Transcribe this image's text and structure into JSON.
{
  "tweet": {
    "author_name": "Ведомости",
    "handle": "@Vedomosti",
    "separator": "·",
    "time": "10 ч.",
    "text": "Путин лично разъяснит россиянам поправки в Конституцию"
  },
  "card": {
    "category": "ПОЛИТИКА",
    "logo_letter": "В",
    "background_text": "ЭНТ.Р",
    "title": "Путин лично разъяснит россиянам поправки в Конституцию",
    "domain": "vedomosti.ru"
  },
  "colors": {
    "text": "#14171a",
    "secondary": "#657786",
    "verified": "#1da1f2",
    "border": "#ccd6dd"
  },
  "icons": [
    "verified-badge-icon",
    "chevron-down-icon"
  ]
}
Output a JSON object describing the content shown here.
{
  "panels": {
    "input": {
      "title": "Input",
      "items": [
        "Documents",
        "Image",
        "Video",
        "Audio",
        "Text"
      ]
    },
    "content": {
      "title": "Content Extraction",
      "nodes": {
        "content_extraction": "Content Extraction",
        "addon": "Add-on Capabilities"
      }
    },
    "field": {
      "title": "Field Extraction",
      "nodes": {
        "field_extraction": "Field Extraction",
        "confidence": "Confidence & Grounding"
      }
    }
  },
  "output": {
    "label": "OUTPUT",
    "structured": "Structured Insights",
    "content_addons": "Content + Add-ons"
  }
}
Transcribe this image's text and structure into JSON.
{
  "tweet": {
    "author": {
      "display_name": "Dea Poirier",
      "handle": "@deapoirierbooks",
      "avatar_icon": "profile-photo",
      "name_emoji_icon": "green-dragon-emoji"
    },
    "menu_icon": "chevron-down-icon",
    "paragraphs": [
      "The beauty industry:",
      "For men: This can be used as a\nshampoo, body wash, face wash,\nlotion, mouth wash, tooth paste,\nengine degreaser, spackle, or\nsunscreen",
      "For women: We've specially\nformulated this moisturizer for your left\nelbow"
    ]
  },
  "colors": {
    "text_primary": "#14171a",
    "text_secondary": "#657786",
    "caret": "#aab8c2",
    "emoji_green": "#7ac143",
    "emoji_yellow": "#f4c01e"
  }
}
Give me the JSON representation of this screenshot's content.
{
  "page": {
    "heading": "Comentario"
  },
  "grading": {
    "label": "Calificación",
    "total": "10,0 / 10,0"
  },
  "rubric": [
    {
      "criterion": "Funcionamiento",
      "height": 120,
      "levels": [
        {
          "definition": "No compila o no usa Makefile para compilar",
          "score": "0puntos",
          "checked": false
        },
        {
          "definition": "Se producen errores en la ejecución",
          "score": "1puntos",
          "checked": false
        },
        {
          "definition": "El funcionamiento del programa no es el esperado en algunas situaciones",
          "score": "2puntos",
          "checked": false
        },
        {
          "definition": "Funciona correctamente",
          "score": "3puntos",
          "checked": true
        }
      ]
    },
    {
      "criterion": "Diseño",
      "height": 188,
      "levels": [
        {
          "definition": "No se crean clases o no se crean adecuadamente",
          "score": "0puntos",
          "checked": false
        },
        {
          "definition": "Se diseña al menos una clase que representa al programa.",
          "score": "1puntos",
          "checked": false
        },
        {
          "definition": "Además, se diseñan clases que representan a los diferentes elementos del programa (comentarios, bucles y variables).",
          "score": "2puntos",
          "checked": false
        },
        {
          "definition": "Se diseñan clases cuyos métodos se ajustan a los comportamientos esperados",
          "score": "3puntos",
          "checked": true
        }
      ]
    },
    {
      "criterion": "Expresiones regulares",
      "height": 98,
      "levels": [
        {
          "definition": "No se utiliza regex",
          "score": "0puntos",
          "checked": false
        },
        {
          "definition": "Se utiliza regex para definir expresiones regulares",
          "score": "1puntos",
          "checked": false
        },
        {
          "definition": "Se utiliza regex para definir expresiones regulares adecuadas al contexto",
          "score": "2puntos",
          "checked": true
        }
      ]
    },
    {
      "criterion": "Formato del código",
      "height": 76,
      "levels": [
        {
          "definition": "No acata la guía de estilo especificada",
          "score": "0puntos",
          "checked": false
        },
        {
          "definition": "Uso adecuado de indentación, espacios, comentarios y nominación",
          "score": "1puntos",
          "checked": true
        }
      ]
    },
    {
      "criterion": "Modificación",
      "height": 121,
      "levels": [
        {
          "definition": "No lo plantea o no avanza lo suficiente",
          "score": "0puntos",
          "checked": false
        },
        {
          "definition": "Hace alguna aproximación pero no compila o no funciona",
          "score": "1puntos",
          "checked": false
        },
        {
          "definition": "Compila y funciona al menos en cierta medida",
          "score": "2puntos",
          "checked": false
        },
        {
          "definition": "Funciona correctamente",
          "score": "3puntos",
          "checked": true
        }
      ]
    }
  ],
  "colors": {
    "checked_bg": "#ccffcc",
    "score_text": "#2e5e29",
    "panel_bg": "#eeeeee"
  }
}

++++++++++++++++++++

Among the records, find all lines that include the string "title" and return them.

    "title": "Путин лично разъяснит россиянам поправки в Конституцию",
      "title": "Input",
      "title": "Content Extraction",
      "title": "Field Extraction",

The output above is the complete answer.